=== Instructions to follow ===
Print all the records below exactly as they stand, but leave out the pictures.
___ Data extracts ___
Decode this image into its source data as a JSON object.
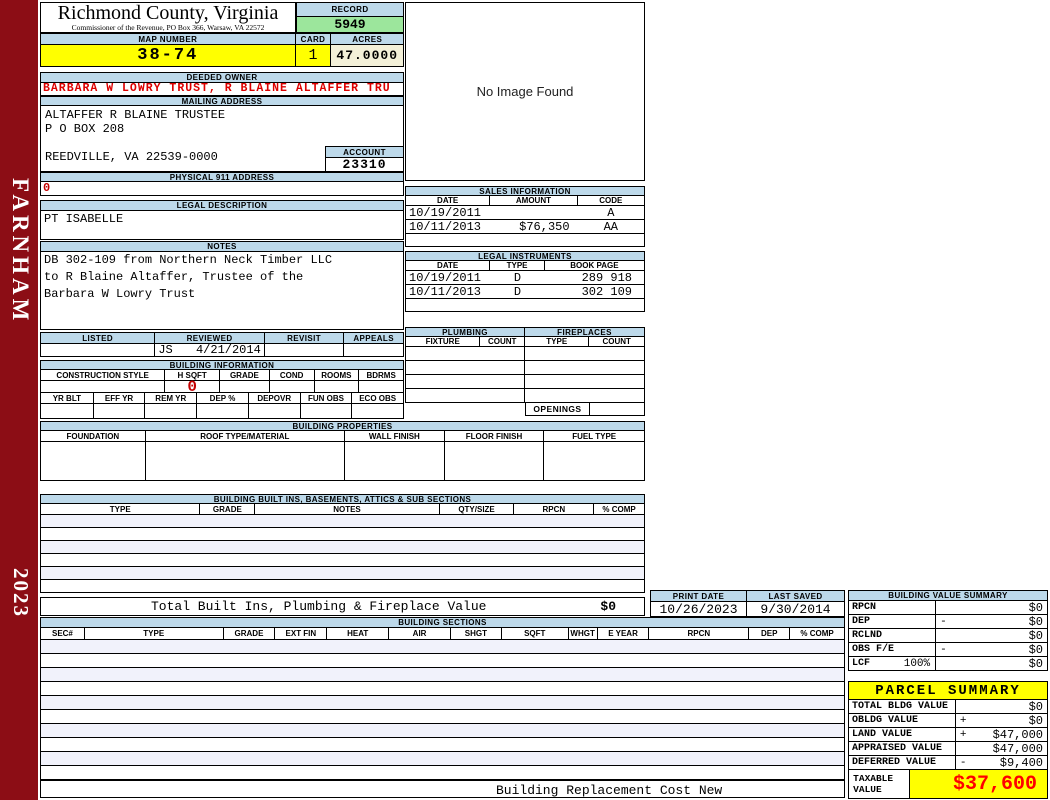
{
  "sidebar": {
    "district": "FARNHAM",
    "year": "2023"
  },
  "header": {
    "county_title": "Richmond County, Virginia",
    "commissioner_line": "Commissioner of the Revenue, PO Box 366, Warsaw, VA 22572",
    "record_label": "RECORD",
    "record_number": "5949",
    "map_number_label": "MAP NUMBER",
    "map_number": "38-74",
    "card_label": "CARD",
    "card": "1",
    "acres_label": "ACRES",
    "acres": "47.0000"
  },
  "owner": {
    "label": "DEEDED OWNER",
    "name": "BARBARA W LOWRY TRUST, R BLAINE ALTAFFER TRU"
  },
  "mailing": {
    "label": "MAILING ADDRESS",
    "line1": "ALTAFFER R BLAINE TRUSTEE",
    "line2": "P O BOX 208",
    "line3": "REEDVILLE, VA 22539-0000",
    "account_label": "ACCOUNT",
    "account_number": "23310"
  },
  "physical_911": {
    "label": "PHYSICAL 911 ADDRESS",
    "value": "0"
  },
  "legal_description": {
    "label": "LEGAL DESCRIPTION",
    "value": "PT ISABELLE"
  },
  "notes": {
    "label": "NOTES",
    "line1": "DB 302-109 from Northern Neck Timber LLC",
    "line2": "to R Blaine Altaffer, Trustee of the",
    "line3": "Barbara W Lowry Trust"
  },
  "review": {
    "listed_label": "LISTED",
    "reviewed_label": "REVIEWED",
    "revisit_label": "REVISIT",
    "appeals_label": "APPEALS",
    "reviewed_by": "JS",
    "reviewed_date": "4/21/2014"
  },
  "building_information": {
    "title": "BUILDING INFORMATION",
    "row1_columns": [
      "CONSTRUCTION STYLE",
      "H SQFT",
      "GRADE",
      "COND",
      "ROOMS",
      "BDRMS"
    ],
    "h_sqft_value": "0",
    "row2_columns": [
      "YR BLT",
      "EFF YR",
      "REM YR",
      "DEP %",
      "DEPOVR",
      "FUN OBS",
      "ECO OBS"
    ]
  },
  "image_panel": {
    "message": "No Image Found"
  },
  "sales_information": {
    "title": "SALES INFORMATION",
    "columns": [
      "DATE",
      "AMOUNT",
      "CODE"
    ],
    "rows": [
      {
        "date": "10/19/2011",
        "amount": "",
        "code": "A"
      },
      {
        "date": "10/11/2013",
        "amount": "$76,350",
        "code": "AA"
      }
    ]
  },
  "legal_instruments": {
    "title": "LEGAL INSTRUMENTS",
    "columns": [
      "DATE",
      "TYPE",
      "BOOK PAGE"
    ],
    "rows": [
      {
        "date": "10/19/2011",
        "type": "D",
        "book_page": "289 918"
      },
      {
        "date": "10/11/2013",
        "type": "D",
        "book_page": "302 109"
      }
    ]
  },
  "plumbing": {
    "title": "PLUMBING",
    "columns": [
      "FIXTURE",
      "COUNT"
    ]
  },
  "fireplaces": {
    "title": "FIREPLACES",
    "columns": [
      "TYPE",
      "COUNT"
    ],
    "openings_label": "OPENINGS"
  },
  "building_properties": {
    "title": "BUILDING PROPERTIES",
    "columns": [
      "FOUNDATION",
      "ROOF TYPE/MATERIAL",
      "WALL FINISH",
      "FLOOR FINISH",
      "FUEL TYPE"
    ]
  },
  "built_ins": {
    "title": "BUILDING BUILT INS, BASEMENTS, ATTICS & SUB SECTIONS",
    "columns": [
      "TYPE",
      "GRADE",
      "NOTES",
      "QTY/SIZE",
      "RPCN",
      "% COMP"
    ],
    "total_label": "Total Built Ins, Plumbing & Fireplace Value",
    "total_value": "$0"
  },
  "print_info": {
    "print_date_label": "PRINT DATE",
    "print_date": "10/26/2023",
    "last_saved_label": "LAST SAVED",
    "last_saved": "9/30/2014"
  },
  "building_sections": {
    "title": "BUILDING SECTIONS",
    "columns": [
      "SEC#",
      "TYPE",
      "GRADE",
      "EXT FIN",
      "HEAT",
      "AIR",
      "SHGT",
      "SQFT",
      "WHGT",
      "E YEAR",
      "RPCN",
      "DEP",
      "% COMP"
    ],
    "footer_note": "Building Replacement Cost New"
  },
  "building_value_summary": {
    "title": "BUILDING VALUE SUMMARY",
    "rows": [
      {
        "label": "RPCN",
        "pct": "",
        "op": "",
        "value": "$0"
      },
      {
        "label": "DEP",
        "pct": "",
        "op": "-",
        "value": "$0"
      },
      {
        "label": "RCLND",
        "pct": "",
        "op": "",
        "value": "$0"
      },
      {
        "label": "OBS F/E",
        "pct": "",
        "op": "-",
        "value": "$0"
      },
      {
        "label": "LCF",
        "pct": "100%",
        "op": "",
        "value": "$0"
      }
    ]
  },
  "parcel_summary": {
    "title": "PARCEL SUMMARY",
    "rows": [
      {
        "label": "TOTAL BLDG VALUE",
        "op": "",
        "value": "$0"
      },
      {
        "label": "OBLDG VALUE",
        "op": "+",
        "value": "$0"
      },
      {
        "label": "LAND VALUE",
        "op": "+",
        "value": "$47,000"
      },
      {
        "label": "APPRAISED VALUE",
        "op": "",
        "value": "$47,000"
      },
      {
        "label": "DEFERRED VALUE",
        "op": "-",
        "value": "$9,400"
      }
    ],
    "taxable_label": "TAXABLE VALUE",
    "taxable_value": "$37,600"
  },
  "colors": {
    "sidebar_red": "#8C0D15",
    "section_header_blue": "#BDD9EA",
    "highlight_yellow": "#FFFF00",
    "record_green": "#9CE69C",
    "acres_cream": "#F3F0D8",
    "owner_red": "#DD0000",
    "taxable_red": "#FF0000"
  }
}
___
=== Answer to the problem ===
Decode this image into its source data as a JSON object.
{
  "sidebar": {
    "district": "FARNHAM",
    "year": "2023"
  },
  "header": {
    "county_title": "Richmond County, Virginia",
    "commissioner_line": "Commissioner of the Revenue, PO Box 366, Warsaw, VA 22572",
    "record_label": "RECORD",
    "record_number": "5949",
    "map_number_label": "MAP NUMBER",
    "map_number": "38-74",
    "card_label": "CARD",
    "card": "1",
    "acres_label": "ACRES",
    "acres": "47.0000"
  },
  "owner": {
    "label": "DEEDED OWNER",
    "name": "BARBARA W LOWRY TRUST, R BLAINE ALTAFFER TRU"
  },
  "mailing": {
    "label": "MAILING ADDRESS",
    "line1": "ALTAFFER R BLAINE TRUSTEE",
    "line2": "P O BOX 208",
    "line3": "REEDVILLE, VA 22539-0000",
    "account_label": "ACCOUNT",
    "account_number": "23310"
  },
  "physical_911": {
    "label": "PHYSICAL 911 ADDRESS",
    "value": "0"
  },
  "legal_description": {
    "label": "LEGAL DESCRIPTION",
    "value": "PT ISABELLE"
  },
  "notes": {
    "label": "NOTES",
    "line1": "DB 302-109 from Northern Neck Timber LLC",
    "line2": "to R Blaine Altaffer, Trustee of the",
    "line3": "Barbara W Lowry Trust"
  },
  "review": {
    "listed_label": "LISTED",
    "reviewed_label": "REVIEWED",
    "revisit_label": "REVISIT",
    "appeals_label": "APPEALS",
    "reviewed_by": "JS",
    "reviewed_date": "4/21/2014"
  },
  "building_information": {
    "title": "BUILDING INFORMATION",
    "row1_columns": [
      "CONSTRUCTION STYLE",
      "H SQFT",
      "GRADE",
      "COND",
      "ROOMS",
      "BDRMS"
    ],
    "h_sqft_value": "0",
    "row2_columns": [
      "YR BLT",
      "EFF YR",
      "REM YR",
      "DEP %",
      "DEPOVR",
      "FUN OBS",
      "ECO OBS"
    ]
  },
  "image_panel": {
    "message": "No Image Found"
  },
  "sales_information": {
    "title": "SALES INFORMATION",
    "columns": [
      "DATE",
      "AMOUNT",
      "CODE"
    ],
    "rows": [
      {
        "date": "10/19/2011",
        "amount": "",
        "code": "A"
      },
      {
        "date": "10/11/2013",
        "amount": "$76,350",
        "code": "AA"
      }
    ]
  },
  "legal_instruments": {
    "title": "LEGAL INSTRUMENTS",
    "columns": [
      "DATE",
      "TYPE",
      "BOOK PAGE"
    ],
    "rows": [
      {
        "date": "10/19/2011",
        "type": "D",
        "book_page": "289 918"
      },
      {
        "date": "10/11/2013",
        "type": "D",
        "book_page": "302 109"
      }
    ]
  },
  "plumbing": {
    "title": "PLUMBING",
    "columns": [
      "FIXTURE",
      "COUNT"
    ]
  },
  "fireplaces": {
    "title": "FIREPLACES",
    "columns": [
      "TYPE",
      "COUNT"
    ],
    "openings_label": "OPENINGS"
  },
  "building_properties": {
    "title": "BUILDING PROPERTIES",
    "columns": [
      "FOUNDATION",
      "ROOF TYPE/MATERIAL",
      "WALL FINISH",
      "FLOOR FINISH",
      "FUEL TYPE"
    ]
  },
  "built_ins": {
    "title": "BUILDING BUILT INS, BASEMENTS, ATTICS & SUB SECTIONS",
    "columns": [
      "TYPE",
      "GRADE",
      "NOTES",
      "QTY/SIZE",
      "RPCN",
      "% COMP"
    ],
    "total_label": "Total Built Ins, Plumbing & Fireplace Value",
    "total_value": "$0"
  },
  "print_info": {
    "print_date_label": "PRINT DATE",
    "print_date": "10/26/2023",
    "last_saved_label": "LAST SAVED",
    "last_saved": "9/30/2014"
  },
  "building_sections": {
    "title": "BUILDING SECTIONS",
    "columns": [
      "SEC#",
      "TYPE",
      "GRADE",
      "EXT FIN",
      "HEAT",
      "AIR",
      "SHGT",
      "SQFT",
      "WHGT",
      "E YEAR",
      "RPCN",
      "DEP",
      "% COMP"
    ],
    "footer_note": "Building Replacement Cost New"
  },
  "building_value_summary": {
    "title": "BUILDING VALUE SUMMARY",
    "rows": [
      {
        "label": "RPCN",
        "pct": "",
        "op": "",
        "value": "$0"
      },
      {
        "label": "DEP",
        "pct": "",
        "op": "-",
        "value": "$0"
      },
      {
        "label": "RCLND",
        "pct": "",
        "op": "",
        "value": "$0"
      },
      {
        "label": "OBS F/E",
        "pct": "",
        "op": "-",
        "value": "$0"
      },
      {
        "label": "LCF",
        "pct": "100%",
        "op": "",
        "value": "$0"
      }
    ]
  },
  "parcel_summary": {
    "title": "PARCEL SUMMARY",
    "rows": [
      {
        "label": "TOTAL BLDG VALUE",
        "op": "",
        "value": "$0"
      },
      {
        "label": "OBLDG VALUE",
        "op": "+",
        "value": "$0"
      },
      {
        "label": "LAND VALUE",
        "op": "+",
        "value": "$47,000"
      },
      {
        "label": "APPRAISED VALUE",
        "op": "",
        "value": "$47,000"
      },
      {
        "label": "DEFERRED VALUE",
        "op": "-",
        "value": "$9,400"
      }
    ],
    "taxable_label": "TAXABLE VALUE",
    "taxable_value": "$37,600"
  },
  "colors": {
    "sidebar_red": "#8C0D15",
    "section_header_blue": "#BDD9EA",
    "highlight_yellow": "#FFFF00",
    "record_green": "#9CE69C",
    "acres_cream": "#F3F0D8",
    "owner_red": "#DD0000",
    "taxable_red": "#FF0000"
  }
}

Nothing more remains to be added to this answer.